Your tooth may continue to feel slightly different from your other teeth for some time after your endodontic treatment is completed. However, if you have swelling, severe pain or pressure or pain that lasts more than a few days, call your endodontist.
Taking Care of Your Tooth after Endodontic treatment
Root canal treatment is only one step in returning your tooth to full function. A proper final restoration of the tooth is essential in ensuring long-term success.Contact your dentist within four weeks to arrange your next appointment. If your tooth is being treated in more than one visit by an endodontist, do not return to your dentist for the final restoration until the root canal treatment is completed.
The tooth that has had appropriate endodontic treatment followed by a proper restoration can last as long as your other natural teeth. After the tooth has been restored, you need only practice good oral hygiene, including brushing, flossing, regular checkups and cleanings. Your dentist or endodontist may periodically x-ray the tooth to ensure that healing has occurred. Occasionally, a tooth that has undergone endodontic treatment does not heal or pain continues. At times, the tooth may become painful or diseased months or even years after successful treatment. Often when this occurs, repeating the endodontic procedure can save the tooth.

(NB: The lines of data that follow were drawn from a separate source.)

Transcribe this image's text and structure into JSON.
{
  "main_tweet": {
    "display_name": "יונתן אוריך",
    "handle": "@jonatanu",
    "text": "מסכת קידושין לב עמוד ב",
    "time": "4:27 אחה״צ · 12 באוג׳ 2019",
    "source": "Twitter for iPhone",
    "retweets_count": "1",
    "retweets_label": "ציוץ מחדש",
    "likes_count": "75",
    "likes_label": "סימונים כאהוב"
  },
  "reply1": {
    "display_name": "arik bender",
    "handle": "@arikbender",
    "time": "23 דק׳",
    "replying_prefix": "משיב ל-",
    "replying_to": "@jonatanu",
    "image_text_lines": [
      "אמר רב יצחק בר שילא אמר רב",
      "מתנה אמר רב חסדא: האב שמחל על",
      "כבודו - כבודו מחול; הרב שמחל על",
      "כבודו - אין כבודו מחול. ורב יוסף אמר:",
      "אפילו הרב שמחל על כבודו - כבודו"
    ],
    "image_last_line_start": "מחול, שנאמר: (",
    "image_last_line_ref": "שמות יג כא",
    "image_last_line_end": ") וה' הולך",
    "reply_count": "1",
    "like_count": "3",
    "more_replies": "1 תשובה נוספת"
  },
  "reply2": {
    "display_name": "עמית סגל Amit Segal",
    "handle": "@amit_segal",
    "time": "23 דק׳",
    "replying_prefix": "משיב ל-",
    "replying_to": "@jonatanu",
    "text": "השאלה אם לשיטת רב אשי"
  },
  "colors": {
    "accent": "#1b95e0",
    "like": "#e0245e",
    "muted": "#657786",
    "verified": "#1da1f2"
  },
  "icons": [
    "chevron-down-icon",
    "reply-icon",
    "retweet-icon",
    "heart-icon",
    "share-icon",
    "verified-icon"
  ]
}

Can all Teeth be Treated Endodontically?
Most teeth can be treated. Occasionally, a tooth can’t be saved because the root canals are not accessible, the root is severely fractured, the tooth doesn’t have adequate bone support, or the tooth severely damaged by decay and cannot be properly restored. However, advances in endodontics are making it possible to save teeth that even a few years ago would have been lost. When endodontic treatment is not effective, endodontic surgery may be able to save the tooth.
How Does Endodontic Treatment Save the Tooth?
The endodontist removes the inflamed or infected pulp, carefully cleans and shapes the inside of the canal then fills and seals the space. Afterwards, you will return to your dentist, who will place a crown or other restoration on the tooth to protect and restore it to full function. After restoration, the tooth continues to function like any other tooth.
What are the Alternatives to Endodontic Treatment, Retreatment and/or Endodontic Surgery?
The only other alternative is extraction of the tooth. The extracted tooth must then be replaced with an implant, bridge or removable partial denture to restore chewing function and to prevent adjacent teeth from shifting. Because these options require extensive surgery or dental procedures on adjacent healthy teeth, they can be far more costly and time consuming than treatment and restoration of the natural tooth.
No matter how effective tooth replacements are—nothing is as good as your own natural tooth. The payoff for choosing endodontic treatment could be a healthy, functioning natural tooth for many years to come.